It’s in the Independent at the moment as effectively. I do find it barely unusual how newspapers don’t want to say that I did this story for the Guardian (who I love): so the “Bad Science Website” can also be quoted in the Independent because the source. The funny factor is, I mean, I realise this isn’t probably the most thrilling story on this planet that anyone would want to spend plenty of time researching, however they simply lifted a few quotes, and if they’d emailed me I may have given lots more examples and damning background. Ho hum. Only making an attempt to assist.
Sky admits its science show faked explosions
By Cahal Milmo
29 July 2006
To viewers of the science programme Brainiac, the exploding bath appeared spectacular proof of the potency of what the presenter described as “the two dog’s nuts of the periodic table”.
In truth the blast was not the results of a gathering between water and rubidium and caesium, but the triggering of a bomb, Sky television confirmed yesterday.
The artifice was noticed by Dr Ben Goldacre, who runs the Dangerous Science website devoted to exposing pseudo-science.
The programme guarantees viewers that the experiments on the show – ranging from blowing up caravans with different gases to seeing if a cell phone ignites petrol vapours – arebased on proved science.
But in a 2004 episode, the producers compromised. Explaining what happened when the metals have been put within the bath, a crew member said: “Absolutely bloody nothing. The density of caesium ensured it hit the underside of the bath like a lead weight. The quantity of water then drowned out the thermal shock. They couldn’t go home empty-handed. So that they rigged a new york giants superman shirt outlet bomb in the bottom of the bath.”
Sky mentioned its viewers would bear in mind when the effects of any experiment had been exaggerated.
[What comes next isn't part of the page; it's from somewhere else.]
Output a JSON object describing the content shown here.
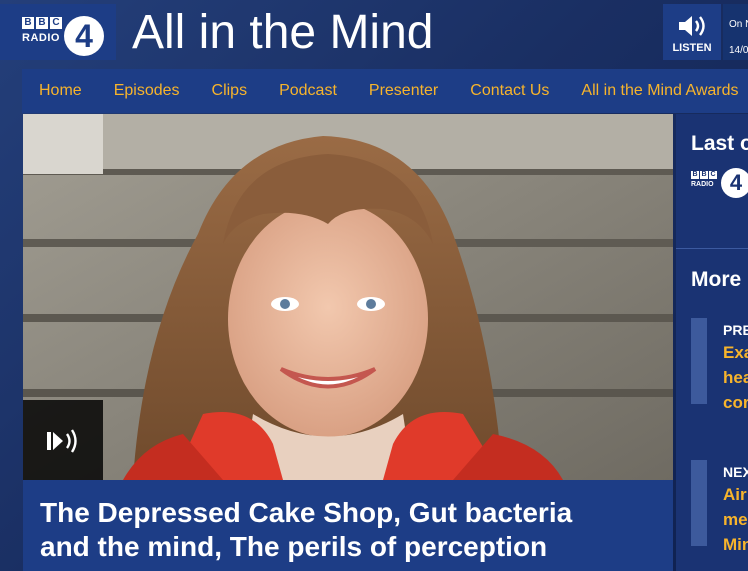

These responsible were longer part of the manufacturing team.